As if it isn’t crazy enough that a 14-year old set the world record for solving a Rubik’s Cube in under five seconds last November, a couple of software engineers have now built a robot that can crack it in just over one second.
Comprised of a number of stepper motors, 3D-printed parts, webcams and an Arduino chip all connected to a Linux system, Jay Flatland and Paul Rose’s robot can consistenly solve Rubik’s Cube puzzles in less than 1.2 seconds.
Another conference. “Great.”
This one’s different, trust us. Our new event for New York is focused on quality, not quantity.
The duo use the Kociemba algorithm to solve the puzzle, and have drilled holes into the middle of each of the cube’s six sides to allow the robot to manipulate it.
To test the machine, its cameras are covered so they can’t see the cube until it’s properly scrambled.
The current machine record time to beat is 3.253 seconds, which means Flatland and Rose can look forward to trumping it soon.

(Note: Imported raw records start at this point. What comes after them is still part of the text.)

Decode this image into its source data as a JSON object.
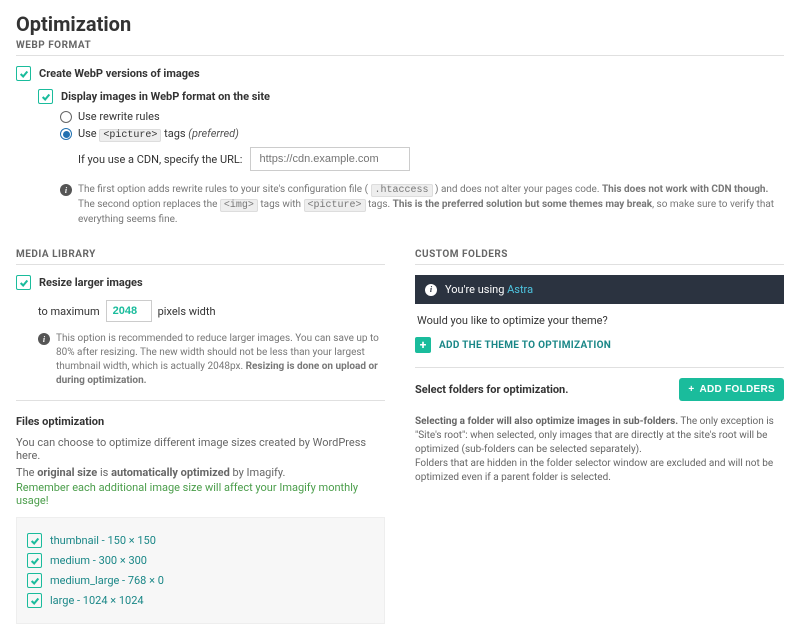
{
  "title": "Optimization",
  "webp": {
    "section_label": "WEBP FORMAT",
    "create_label": "Create WebP versions of images",
    "display_label": "Display images in WebP format on the site",
    "radio_rewrite": "Use rewrite rules",
    "radio_picture_prefix": "Use ",
    "radio_picture_tag": "<picture>",
    "radio_picture_suffix": " tags ",
    "radio_picture_hint": "(preferred)",
    "cdn_label": "If you use a CDN, specify the URL:",
    "cdn_placeholder": "https://cdn.example.com",
    "info1_a": "The first option adds rewrite rules to your site's configuration file ( ",
    "info1_code": ".htaccess",
    "info1_b": " ) and does not alter your pages code. ",
    "info1_strong": "This does not work with CDN though.",
    "info2_a": "The second option replaces the ",
    "info2_code1": "<img>",
    "info2_b": " tags with ",
    "info2_code2": "<picture>",
    "info2_c": " tags. ",
    "info2_strong": "This is the preferred solution but some themes may break",
    "info2_d": ", so make sure to verify that everything seems fine."
  },
  "media": {
    "section_label": "MEDIA LIBRARY",
    "resize_label": "Resize larger images",
    "to_max": "to maximum",
    "max_value": "2048",
    "px_width": "pixels width",
    "info_a": "This option is recommended to reduce larger images. You can save up to 80% after resizing. The new width should not be less than your largest thumbnail width, which is actually 2048px. ",
    "info_strong": "Resizing is done on upload or during optimization.",
    "files_title": "Files optimization",
    "files_desc": "You can choose to optimize different image sizes created by WordPress here.",
    "files_line2_a": "The ",
    "files_line2_b": "original size",
    "files_line2_c": " is ",
    "files_line2_d": "automatically optimized",
    "files_line2_e": " by Imagify.",
    "files_line3": "Remember each additional image size will affect your Imagify monthly usage!",
    "sizes": [
      "thumbnail - 150 × 150",
      "medium - 300 × 300",
      "medium_large - 768 × 0",
      "large - 1024 × 1024"
    ]
  },
  "custom": {
    "section_label": "CUSTOM FOLDERS",
    "banner_pre": "You're using ",
    "banner_theme": "Astra",
    "theme_q": "Would you like to optimize your theme?",
    "add_theme": "ADD THE THEME TO OPTIMIZATION",
    "select_label": "Select folders for optimization.",
    "add_folders_btn": "ADD FOLDERS",
    "note_strong": "Selecting a folder will also optimize images in sub-folders.",
    "note_a": " The only exception is \"Site's root\": when selected, only images that are directly at the site's root will be optimized (sub-folders can be selected separately).",
    "note_b": "Folders that are hidden in the folder selector window are excluded and will not be optimized even if a parent folder is selected."
  }
}
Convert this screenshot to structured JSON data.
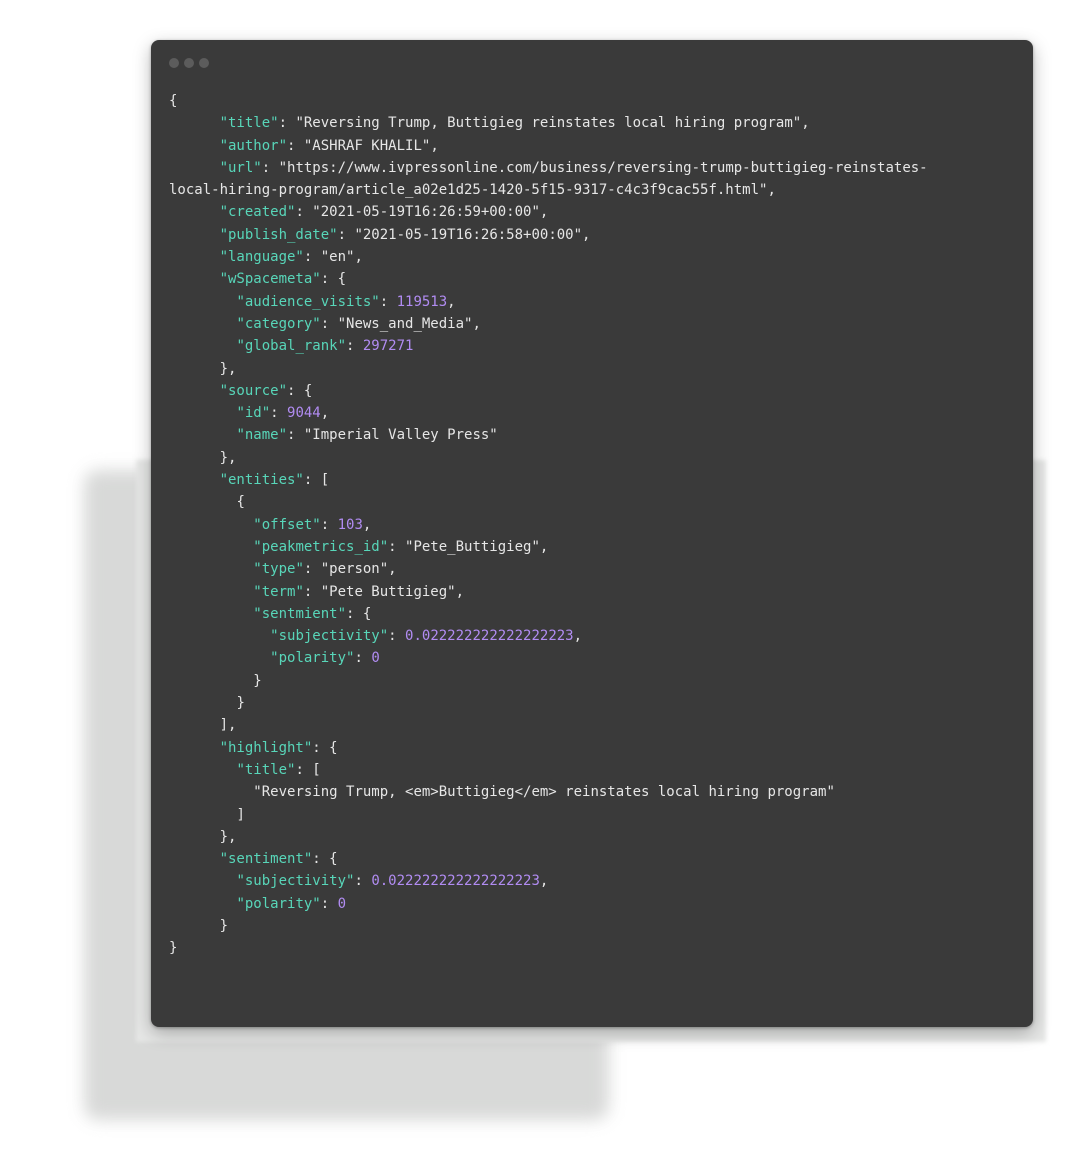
{
  "window": {
    "controls": [
      "dot",
      "dot",
      "dot"
    ]
  },
  "json_lines": [
    [
      {
        "t": "p",
        "v": "{"
      }
    ],
    [
      {
        "t": "i",
        "v": "      "
      },
      {
        "t": "k",
        "v": "\"title\""
      },
      {
        "t": "p",
        "v": ": "
      },
      {
        "t": "s",
        "v": "\"Reversing Trump, Buttigieg reinstates local hiring program\""
      },
      {
        "t": "p",
        "v": ","
      }
    ],
    [
      {
        "t": "i",
        "v": "      "
      },
      {
        "t": "k",
        "v": "\"author\""
      },
      {
        "t": "p",
        "v": ": "
      },
      {
        "t": "s",
        "v": "\"ASHRAF KHALIL\""
      },
      {
        "t": "p",
        "v": ","
      }
    ],
    [
      {
        "t": "i",
        "v": "      "
      },
      {
        "t": "k",
        "v": "\"url\""
      },
      {
        "t": "p",
        "v": ": "
      },
      {
        "t": "s",
        "v": "\"https://www.ivpressonline.com/business/reversing-trump-buttigieg-reinstates-"
      }
    ],
    [
      {
        "t": "s",
        "v": "local-hiring-program/article_a02e1d25-1420-5f15-9317-c4c3f9cac55f.html\""
      },
      {
        "t": "p",
        "v": ","
      }
    ],
    [
      {
        "t": "i",
        "v": "      "
      },
      {
        "t": "k",
        "v": "\"created\""
      },
      {
        "t": "p",
        "v": ": "
      },
      {
        "t": "s",
        "v": "\"2021-05-19T16:26:59+00:00\""
      },
      {
        "t": "p",
        "v": ","
      }
    ],
    [
      {
        "t": "i",
        "v": "      "
      },
      {
        "t": "k",
        "v": "\"publish_date\""
      },
      {
        "t": "p",
        "v": ": "
      },
      {
        "t": "s",
        "v": "\"2021-05-19T16:26:58+00:00\""
      },
      {
        "t": "p",
        "v": ","
      }
    ],
    [
      {
        "t": "i",
        "v": "      "
      },
      {
        "t": "k",
        "v": "\"language\""
      },
      {
        "t": "p",
        "v": ": "
      },
      {
        "t": "s",
        "v": "\"en\""
      },
      {
        "t": "p",
        "v": ","
      }
    ],
    [
      {
        "t": "i",
        "v": "      "
      },
      {
        "t": "k",
        "v": "\"wSpacemeta\""
      },
      {
        "t": "p",
        "v": ": {"
      }
    ],
    [
      {
        "t": "i",
        "v": "        "
      },
      {
        "t": "k",
        "v": "\"audience_visits\""
      },
      {
        "t": "p",
        "v": ": "
      },
      {
        "t": "n",
        "v": "119513"
      },
      {
        "t": "p",
        "v": ","
      }
    ],
    [
      {
        "t": "i",
        "v": "        "
      },
      {
        "t": "k",
        "v": "\"category\""
      },
      {
        "t": "p",
        "v": ": "
      },
      {
        "t": "s",
        "v": "\"News_and_Media\""
      },
      {
        "t": "p",
        "v": ","
      }
    ],
    [
      {
        "t": "i",
        "v": "        "
      },
      {
        "t": "k",
        "v": "\"global_rank\""
      },
      {
        "t": "p",
        "v": ": "
      },
      {
        "t": "n",
        "v": "297271"
      }
    ],
    [
      {
        "t": "i",
        "v": "      "
      },
      {
        "t": "p",
        "v": "},"
      }
    ],
    [
      {
        "t": "i",
        "v": "      "
      },
      {
        "t": "k",
        "v": "\"source\""
      },
      {
        "t": "p",
        "v": ": {"
      }
    ],
    [
      {
        "t": "i",
        "v": "        "
      },
      {
        "t": "k",
        "v": "\"id\""
      },
      {
        "t": "p",
        "v": ": "
      },
      {
        "t": "n",
        "v": "9044"
      },
      {
        "t": "p",
        "v": ","
      }
    ],
    [
      {
        "t": "i",
        "v": "        "
      },
      {
        "t": "k",
        "v": "\"name\""
      },
      {
        "t": "p",
        "v": ": "
      },
      {
        "t": "s",
        "v": "\"Imperial Valley Press\""
      }
    ],
    [
      {
        "t": "i",
        "v": "      "
      },
      {
        "t": "p",
        "v": "},"
      }
    ],
    [
      {
        "t": "i",
        "v": "      "
      },
      {
        "t": "k",
        "v": "\"entities\""
      },
      {
        "t": "p",
        "v": ": ["
      }
    ],
    [
      {
        "t": "i",
        "v": "        "
      },
      {
        "t": "p",
        "v": "{"
      }
    ],
    [
      {
        "t": "i",
        "v": "          "
      },
      {
        "t": "k",
        "v": "\"offset\""
      },
      {
        "t": "p",
        "v": ": "
      },
      {
        "t": "n",
        "v": "103"
      },
      {
        "t": "p",
        "v": ","
      }
    ],
    [
      {
        "t": "i",
        "v": "          "
      },
      {
        "t": "k",
        "v": "\"peakmetrics_id\""
      },
      {
        "t": "p",
        "v": ": "
      },
      {
        "t": "s",
        "v": "\"Pete_Buttigieg\""
      },
      {
        "t": "p",
        "v": ","
      }
    ],
    [
      {
        "t": "i",
        "v": "          "
      },
      {
        "t": "k",
        "v": "\"type\""
      },
      {
        "t": "p",
        "v": ": "
      },
      {
        "t": "s",
        "v": "\"person\""
      },
      {
        "t": "p",
        "v": ","
      }
    ],
    [
      {
        "t": "i",
        "v": "          "
      },
      {
        "t": "k",
        "v": "\"term\""
      },
      {
        "t": "p",
        "v": ": "
      },
      {
        "t": "s",
        "v": "\"Pete Buttigieg\""
      },
      {
        "t": "p",
        "v": ","
      }
    ],
    [
      {
        "t": "i",
        "v": "          "
      },
      {
        "t": "k",
        "v": "\"sentmient\""
      },
      {
        "t": "p",
        "v": ": {"
      }
    ],
    [
      {
        "t": "i",
        "v": "            "
      },
      {
        "t": "k",
        "v": "\"subjectivity\""
      },
      {
        "t": "p",
        "v": ": "
      },
      {
        "t": "n",
        "v": "0.022222222222222223"
      },
      {
        "t": "p",
        "v": ","
      }
    ],
    [
      {
        "t": "i",
        "v": "            "
      },
      {
        "t": "k",
        "v": "\"polarity\""
      },
      {
        "t": "p",
        "v": ": "
      },
      {
        "t": "n",
        "v": "0"
      }
    ],
    [
      {
        "t": "i",
        "v": "          "
      },
      {
        "t": "p",
        "v": "}"
      }
    ],
    [
      {
        "t": "i",
        "v": "        "
      },
      {
        "t": "p",
        "v": "}"
      }
    ],
    [
      {
        "t": "i",
        "v": "      "
      },
      {
        "t": "p",
        "v": "],"
      }
    ],
    [
      {
        "t": "i",
        "v": "      "
      },
      {
        "t": "k",
        "v": "\"highlight\""
      },
      {
        "t": "p",
        "v": ": {"
      }
    ],
    [
      {
        "t": "i",
        "v": "        "
      },
      {
        "t": "k",
        "v": "\"title\""
      },
      {
        "t": "p",
        "v": ": ["
      }
    ],
    [
      {
        "t": "i",
        "v": "          "
      },
      {
        "t": "s",
        "v": "\"Reversing Trump, <em>Buttigieg</em> reinstates local hiring program\""
      }
    ],
    [
      {
        "t": "i",
        "v": "        "
      },
      {
        "t": "p",
        "v": "]"
      }
    ],
    [
      {
        "t": "i",
        "v": "      "
      },
      {
        "t": "p",
        "v": "},"
      }
    ],
    [
      {
        "t": "i",
        "v": "      "
      },
      {
        "t": "k",
        "v": "\"sentiment\""
      },
      {
        "t": "p",
        "v": ": {"
      }
    ],
    [
      {
        "t": "i",
        "v": "        "
      },
      {
        "t": "k",
        "v": "\"subjectivity\""
      },
      {
        "t": "p",
        "v": ": "
      },
      {
        "t": "n",
        "v": "0.022222222222222223"
      },
      {
        "t": "p",
        "v": ","
      }
    ],
    [
      {
        "t": "i",
        "v": "        "
      },
      {
        "t": "k",
        "v": "\"polarity\""
      },
      {
        "t": "p",
        "v": ": "
      },
      {
        "t": "n",
        "v": "0"
      }
    ],
    [
      {
        "t": "i",
        "v": "      "
      },
      {
        "t": "p",
        "v": "}"
      }
    ],
    [
      {
        "t": "p",
        "v": "}"
      }
    ]
  ],
  "colors": {
    "window_bg": "#3a3a3a",
    "key": "#58d6b9",
    "string": "#e6e6e6",
    "number": "#b18cf2",
    "control_dot": "#5c5c5c"
  }
}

They are currently in the process of applying for a world record.